Arnt Eriksen for the Huffington Post reports on three video marketing trends that will become popular in 2018, which are namely, “stories”, “live-streaming” and “explainer videos”. The first trend was introduced by Snapchat in 2013 which established the company into the realm of superstardom among social media enthusiasts. This function enables social media users, of Snapchat and others currently, to create temporary videos to be watched by friends for up to 24 hours after which the content disappears. This feeling of temporariness and randomness has become a hit among social media users and Facebook, Instagram and Whatsapp have all added this function to their systems. The second trend will be important because video input has already become an extremely popular element of social media while online presence and live-streaming are notoriously famous for encouraging engagements from the audience. Therefore, in 2018, more social media outlets will be utilizing video and live-streaming functions to be able to meet the increasing demand but more importantly increase their traffic and therefore profits. The third trend will be important in the sense that explainer videos are very popular among people who investigate about things online because they make the process so much easier than regular research. A good example for such a utilization is BuzzFeed’s “Tasty” series, which has become very popular due to the fact that the episodes give recipes for great food in a very fast paced and comprehensible manner. This way, BuzzFeed stole a lot of viewers from YouTube, where such videos are long and boring which is a great sign of the power embodied by explainer videos.
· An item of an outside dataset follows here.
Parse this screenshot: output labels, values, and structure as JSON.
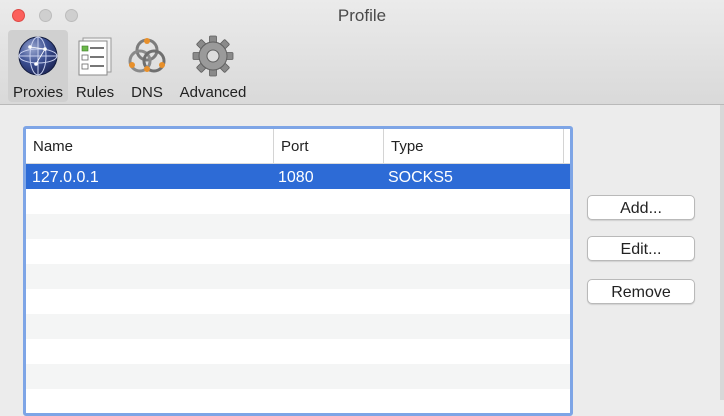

Daisuke Wakabayashi for the New York Times reports on the relationships between online stars and famous brands to explain how such brands are seeking ways to partner with popular YouTube, Facebook and Instagram users to help them with their marketing campaigns. This market, meaning the viral online video sector, is estimated to reach $10 billion in 2020 with many brands cashing out significant sums of money to be featured in a video of such nature. A great example is when Stephen Curry, the basketball star, was included in Brita’s viral video where Rudy Mancuso and Andrew Bachelor, two popular online musicians, to make music with the basketball star. The video depicted Curry constantly refilling the Brita container with water and Mancuso’s song singing about how Curry helped him live a healthier life by using Brita instead of a regular bottle. The project made thousands of dollars for the musicians and also helped improve the image of Curry in the eyes of the viewers and therefore can be considered as a success story. However, there are also cases where popular online personalities have been faced with accusations and criticism due to their behavior such as Felix Kjellberg, or PewDiePie on YouTube, who was criticized by his anti-semitic remarks and actually lost sponsorships, such as his deal with Nissan, as a result. Another famous YouTube figure, Logan Paul, was actually dropped off the online platform after he posted “a video of a dead body hanging from a tree in a Japanese forest known for suicides” because it commemorated ugly and painful memories for many Japanese viewers of YouTube. Therefore, the power and authority granted to such famous individuals by digital media needs to be understood well before posting content online as extreme views or misunderstandings might  result in total loss of popularity and therefore income.